Since we’re in the thick of October, many of us are probably gearing up for the pinnacle of the season: Halloween. Since Halloween is only in a few days, there is still so much to consider. Some of us might be thinking about last-minute costumes – either for us or our kids, whether they’re human or animal. Others may still be thinking decorations. And still, there are probably some of us racing out to the grocery store for deals on candy since, mysteriously somehow, all the candy we bought in preparation of trick or treaters got eaten…
Regardless of how we are celebrating the last few days, I have a question for the pet parents reading this. Who’s taking their best boy trick or treating this year? Show of hands. Well, while this is the perfect season to get our pets in on the festive fun, there is still some stuff we need to consider. And that would be our pets’ mental and physical well-being.
Below, you’ll find some tips and suggestions on how to make sure that you’re able to have fun with your pet, while still ensuring that your pet stays nice and safe through the holiday.
1. Don’t feed your pets Halloween candy. While kids should be limited to their fill of Halloween candy for health reasons, pets should most definitely be kept away from the plastic Jack o’ Lantern candy stash since nothing in there will be of any benefit to them – in fact most of it will probably be poisonous, especially if it contains chocolate or xylitol (a common sugar substitute found in sugar-free candies and gum)
2. Make sure your pet is properly identified. This means making sure that your pet – whether they’re a dog or cat – have proper ID as in microchip, collar and ID tag. This is just incase they end up making a great escape through the open door while you’re distracted with trick-or-treaters. As pet parents, we all like to think that we’ve got an eye on things, and while you probably do, it doesn’t hurt to make sure your pet or pets are prepared for worst-case scenario just in case.
3. Keep lit candles and jack-o-lanterns out of reach of pets. This is an obvious one as whiskers and fur catch fire so easily. And if they don’t, they can easily be knocked over.
4. Costume safety. If you plan to put your pet into a Halloween costume, do your homework first. Pets in costumes can be so incredibly adorable, but at the same time, you want to make sure that whatever they’re wearing fits properly and is comfortable. On top of that, you want to make sure that the costume doesn’t have any pieces that can easily be chewed off. In addition, you want to be sure that the costume doesn’t interfere with your pet’s sight, hearing, breathing, opening its mouth, or moving. In fact, your best bet it to get your pet accustomed to their costume prior to Halloween. And even once they’re used to it, take extra precaution and don’t ever leave your pet unsupervised while they’re wearing the costume.

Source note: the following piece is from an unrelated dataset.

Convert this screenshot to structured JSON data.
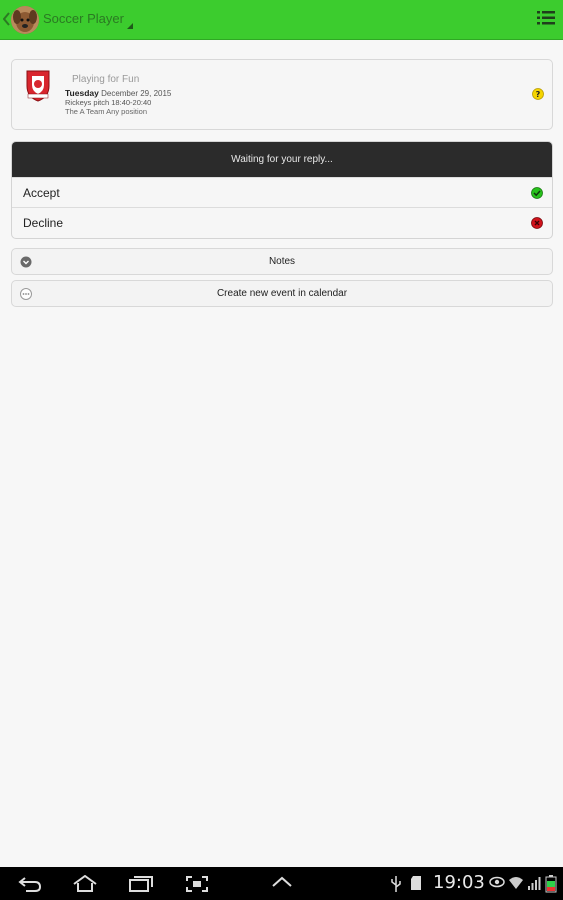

5. Properly store glow sticks and other glow jewelry away from your pets. While these liquid products aren’t exactly toxic, they do taste horrendous, plus they make your pets salivate a lot and act strangely.

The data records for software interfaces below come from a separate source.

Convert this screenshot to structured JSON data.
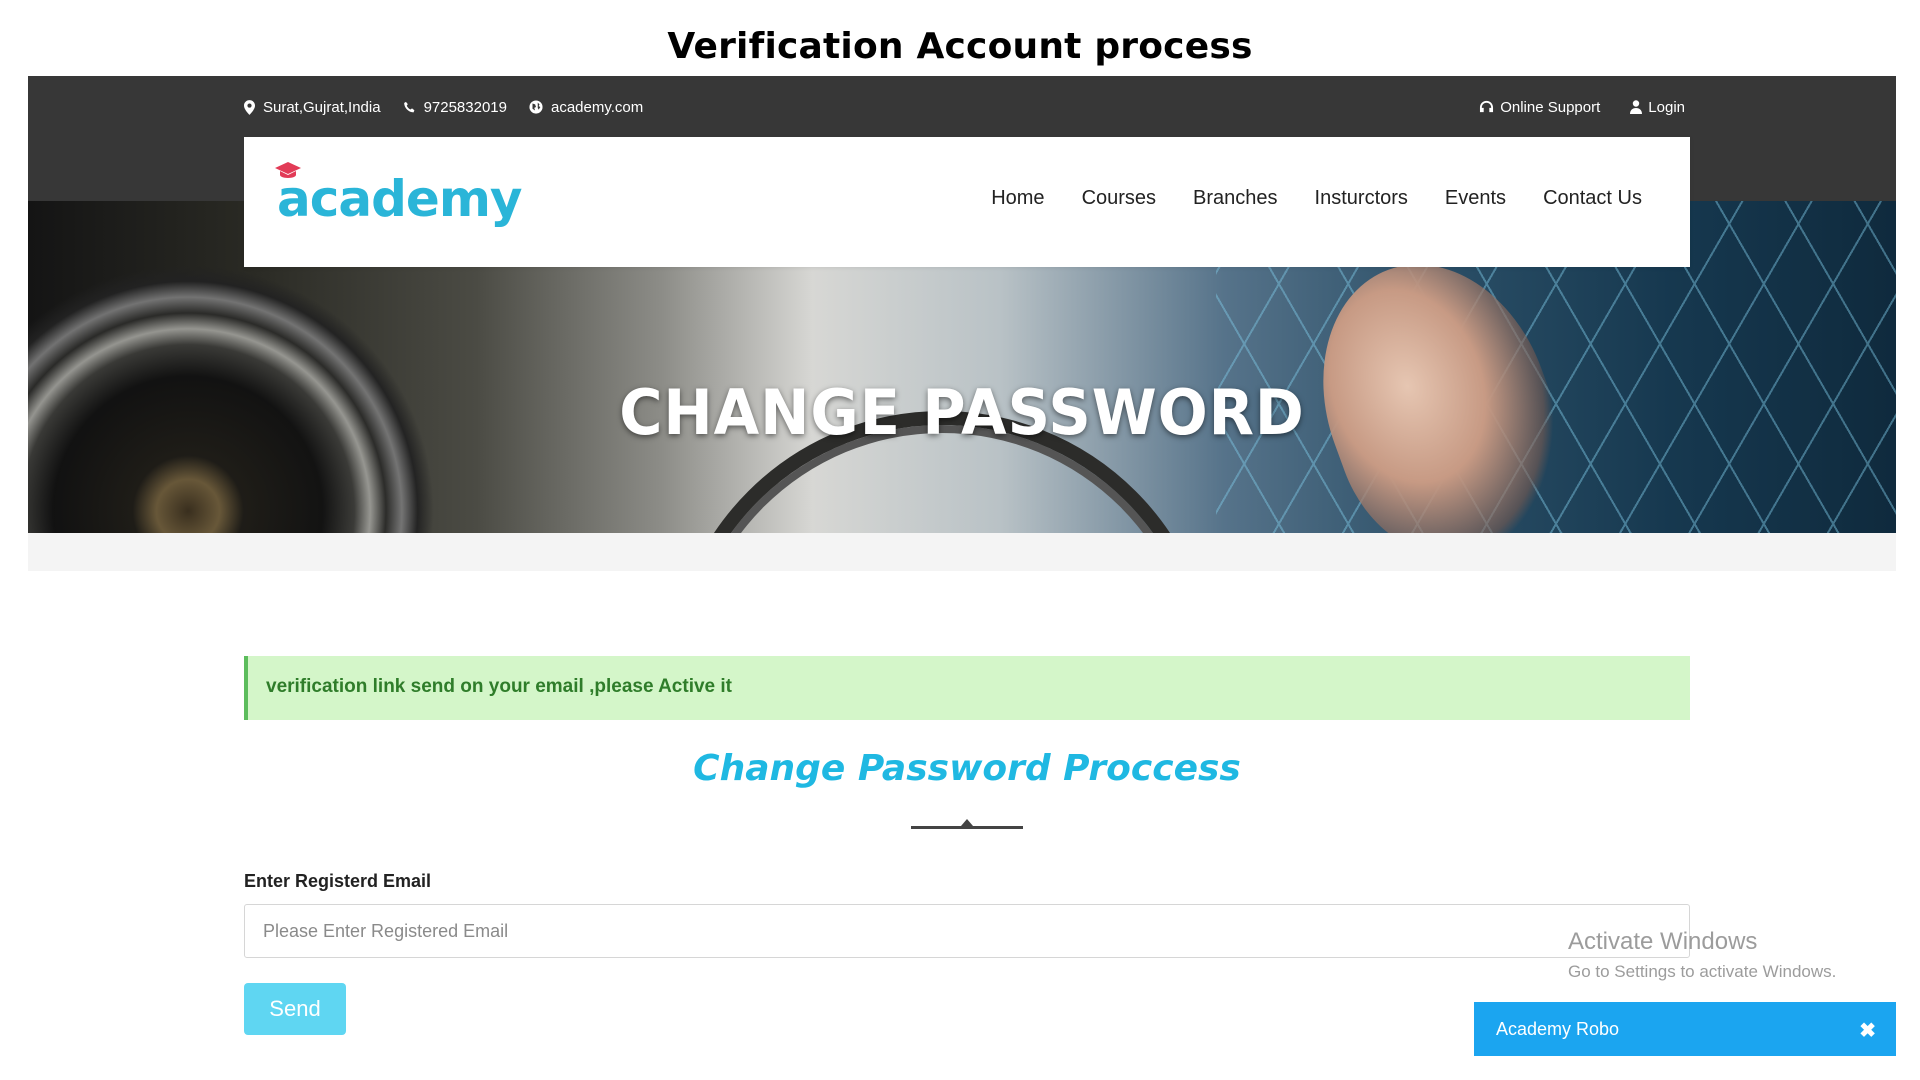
{
  "caption": "Verification Account process",
  "topbar": {
    "location": "Surat,Gujrat,India",
    "phone": "9725832019",
    "website": "academy.com",
    "online_support": "Online Support",
    "login": "Login"
  },
  "brand": {
    "logo_text": "academy",
    "accent": "#2ab5d8",
    "dot_color": "#e23b57"
  },
  "nav": {
    "items": [
      "Home",
      "Courses",
      "Branches",
      "Insturctors",
      "Events",
      "Contact Us"
    ]
  },
  "hero": {
    "title": "CHANGE PASSWORD"
  },
  "alert": {
    "message": "verification link send on your email ,please Active it"
  },
  "form": {
    "title": "Change Password Proccess",
    "email_label": "Enter Registerd Email",
    "email_placeholder": "Please Enter Registered Email",
    "email_value": "",
    "send_label": "Send"
  },
  "watermark": {
    "line1": "Activate Windows",
    "line2": "Go to Settings to activate Windows."
  },
  "chat": {
    "title": "Academy Robo",
    "close_symbol": "✖"
  }
}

6. Proper pet care. If your pet is wary of strangers or has a biting tendency, then it would be wise to place them in another room during trick-or-treating hours and give them a safe place to hideout.

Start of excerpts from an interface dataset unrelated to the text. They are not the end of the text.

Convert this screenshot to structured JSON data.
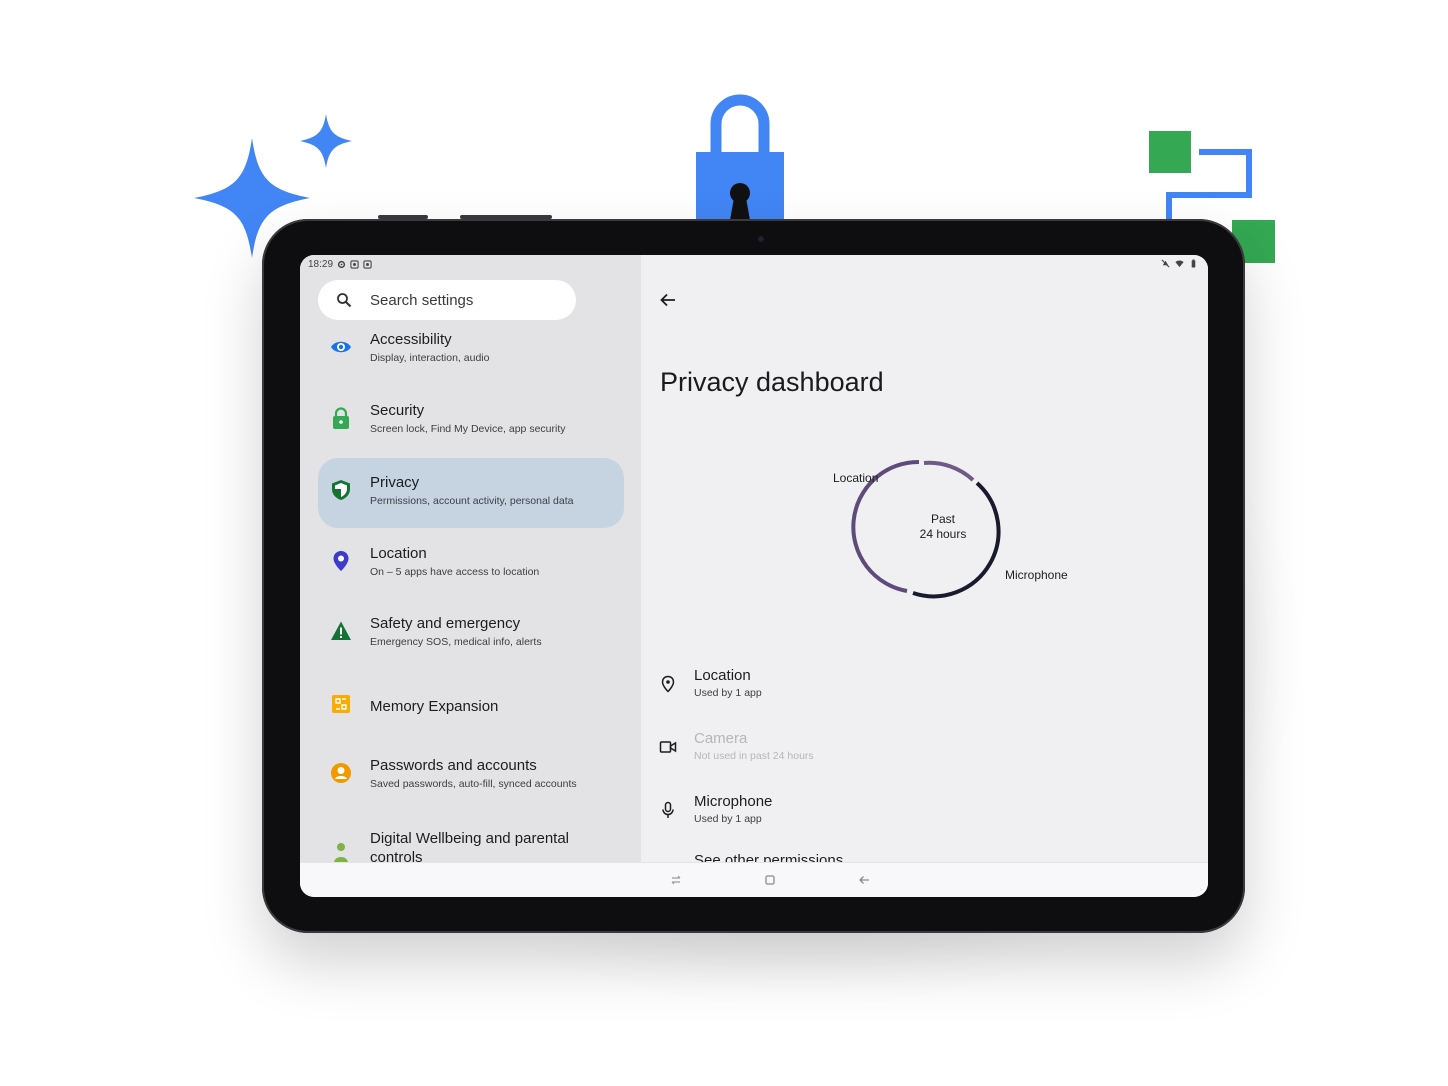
{
  "status": {
    "time": "18:29"
  },
  "search": {
    "placeholder": "Search settings",
    "icon": "search-icon"
  },
  "sidebar": {
    "items": [
      {
        "title": "Accessibility",
        "subtitle": "Display, interaction, audio",
        "icon": "eye-icon",
        "color": "#1a73e8"
      },
      {
        "title": "Security",
        "subtitle": "Screen lock, Find My Device, app security",
        "icon": "padlock-icon",
        "color": "#34a853"
      },
      {
        "title": "Privacy",
        "subtitle": "Permissions, account activity, personal data",
        "icon": "shield-icon",
        "color": "#1e8e3e",
        "selected": true
      },
      {
        "title": "Location",
        "subtitle": "On – 5 apps have access to location",
        "icon": "location-pin-icon",
        "color": "#3c3cc8"
      },
      {
        "title": "Safety and emergency",
        "subtitle": "Emergency SOS, medical info, alerts",
        "icon": "warning-icon",
        "color": "#137333"
      },
      {
        "title": "Memory Expansion",
        "subtitle": "",
        "icon": "memory-chip-icon",
        "color": "#f9ab00"
      },
      {
        "title": "Passwords and accounts",
        "subtitle": "Saved passwords, auto-fill, synced accounts",
        "icon": "account-icon",
        "color": "#f29900"
      },
      {
        "title": "Digital Wellbeing and parental controls",
        "subtitle": "",
        "icon": "wellbeing-icon",
        "color": "#7cb342"
      }
    ]
  },
  "main": {
    "title": "Privacy dashboard",
    "chart": {
      "center_line1": "Past",
      "center_line2": "24 hours",
      "label_location": "Location",
      "label_microphone": "Microphone",
      "ring_colors": [
        "#5e4b7a",
        "#1a1a2e"
      ]
    },
    "permissions": [
      {
        "title": "Location",
        "subtitle": "Used by 1 app",
        "icon": "location-pin-icon",
        "disabled": false
      },
      {
        "title": "Camera",
        "subtitle": "Not used in past 24 hours",
        "icon": "video-camera-icon",
        "disabled": true
      },
      {
        "title": "Microphone",
        "subtitle": "Used by 1 app",
        "icon": "microphone-icon",
        "disabled": false
      }
    ],
    "see_other": "See other permissions"
  },
  "colors": {
    "brand_blue": "#4285f4",
    "brand_green": "#34a853"
  }
}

7. Keep your pet inside. While it sounds like a no-brainer, a lot of pet parents don’t. And to be honest, this is more geared towards the cat owners of the pet parent group. Given that Halloween can sometimes be seen as the night of witches and other lore, cats – particularly black cats – can sometimes fall prey to people with nefarious agendas for the evening. Your best bet is to keep your pet inside, in a nice quiet room away from all the hustle and bustle so they can just ride out the night in peace. Plus, dog owners can also do that same, simply because there is no point in getting your dog worked up and stressed out for the evening. My point is just to take care of your pets and keep them safe inside the house.